Workers in Chicago got their eight-hour day in 1888, followed by decades of labour strife but also drawbacks due to war that eventually made way for working people in the wake of the new century to enjoy a comfortable standard, with living wages and a good standard of living at least in the developed countries.
A hundred and twenty years later, the financial crisis of 2008 in the USA and its transfusion to Europe swept the workforce and drove it into unemployment initially, then to humiliating work schedules and wages, bad debt, and poverty.
Today, 130 years later, we are witnessing an abyssal trade war between the USA and China. World markets register losses by the day with economists speaking of a global recession within the next nine months, with an even greater chance of worsening labour scenarios and even lower wages.
The finance ministers and central bankers of the G20 have already assembled in Fukuoka for top level meetings, where the presidents of USA and China will also meet face to face on June 29. Trump has the audacity and the mighty dollar to play hardball, while Xi Jinping has US bonds, a gazillion workers of cheap labour, executive power, and enough patience to stand his ground.
An important source told this author recently that 'the only remaining option for a settlement was sharing natural gas profits'
We are also going to witness another game of hardball in Fukuoka between the USA and Turkey on the issue of the S-400 missile system. Erdogan, who is acting like a thug in carrying out foreign policy (and) for internal political consumption, has already paid a steep price in the form of being on the receiving end of American jabs, such as the financial crisis that brought him election losses in Istanbul and Izmir. Also collaboration with the “Islamic State” has cost him an American support for the Kurds in north Syria. And now he is faced with a loss in Idlib, Afrin, and Jarabulus that would chase him away from Syria in humiliation.
The only move left for him to save the day is on the energy issue, where despite his war-sounding rhetoric, he has yet to cross the red line on the Cypriot EEZ. This is true in Cavusoglu’s statements that “there is no cause for concern regarding the Mediterranean…” and that “as soon the rights and interests of all parties are secured based on international law on sharing, there won’t be any problem.” He also clarified that the natural gas agreement does not mean “recognition” and used Taiwan as a case in point, saying “not everyone recognizes Taiwan but they all still conduct business together and sign agreements.”
This has to do with the latest statements by Yuri Kim, US State Department Director at the Office of Southern European Affairs, when she said during a PSEKA conference that “over the next few weeks and months you will see a bit more action in Cyprus” and also “in reality there will be things happening that we surely won’t advertise.”

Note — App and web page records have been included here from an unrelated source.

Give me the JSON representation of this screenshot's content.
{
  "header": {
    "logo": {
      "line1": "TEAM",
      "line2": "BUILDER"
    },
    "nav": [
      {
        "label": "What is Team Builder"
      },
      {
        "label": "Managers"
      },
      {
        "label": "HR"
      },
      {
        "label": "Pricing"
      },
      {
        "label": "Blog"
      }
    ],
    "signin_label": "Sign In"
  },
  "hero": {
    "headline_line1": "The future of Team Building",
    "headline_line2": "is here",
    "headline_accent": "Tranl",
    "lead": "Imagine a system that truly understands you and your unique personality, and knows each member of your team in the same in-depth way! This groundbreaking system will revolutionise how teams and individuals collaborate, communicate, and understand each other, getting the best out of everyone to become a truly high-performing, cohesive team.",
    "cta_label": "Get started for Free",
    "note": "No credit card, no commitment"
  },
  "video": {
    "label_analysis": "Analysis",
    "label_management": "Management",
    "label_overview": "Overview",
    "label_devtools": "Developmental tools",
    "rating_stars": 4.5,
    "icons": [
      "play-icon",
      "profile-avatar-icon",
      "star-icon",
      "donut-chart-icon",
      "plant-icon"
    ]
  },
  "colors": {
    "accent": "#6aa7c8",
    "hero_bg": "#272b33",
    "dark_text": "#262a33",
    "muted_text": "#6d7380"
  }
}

And this has to do with the 45 days that are left before the S-400 are delivered to Ankara, which will end up somewhere else since Israel is no way ready to accept Ankara setting up this defence missile system in the area. Israel by the way does not want a Bicommunal, Bizonal, Federal solution (BBF) in Cyprus, according to the ambassador here, as it believes such a plan would allow Turkey to remain on Cyprus forever. And Russia is also okay with that, after it prevented through AKEL party a federal solution from taking hold, once in 1978 indirectly and another time with a direct move in 2004.
An important source told this author recently that “the only remaining option for a settlement was sharing natural gas profits.” All this fits with rumours that USA is pushing for a settlement formula with not a single Turkish soldier while security would be tasked to an American base on the island. And in exchange, the Turkish side would get a share of the profits from the Eastern Mediterranean energy project through company stocks.
In fact, pieces of information that merge together suggest President Anastasiades discussed the issue when he dined with Turkish Cypriot “foreign Minister” Kudret Ozersay. As Menander once said, “the truth sometimes not sought for comes forth to the light.”
The article was first published by Kathimerini Cyprus on 17 June 2019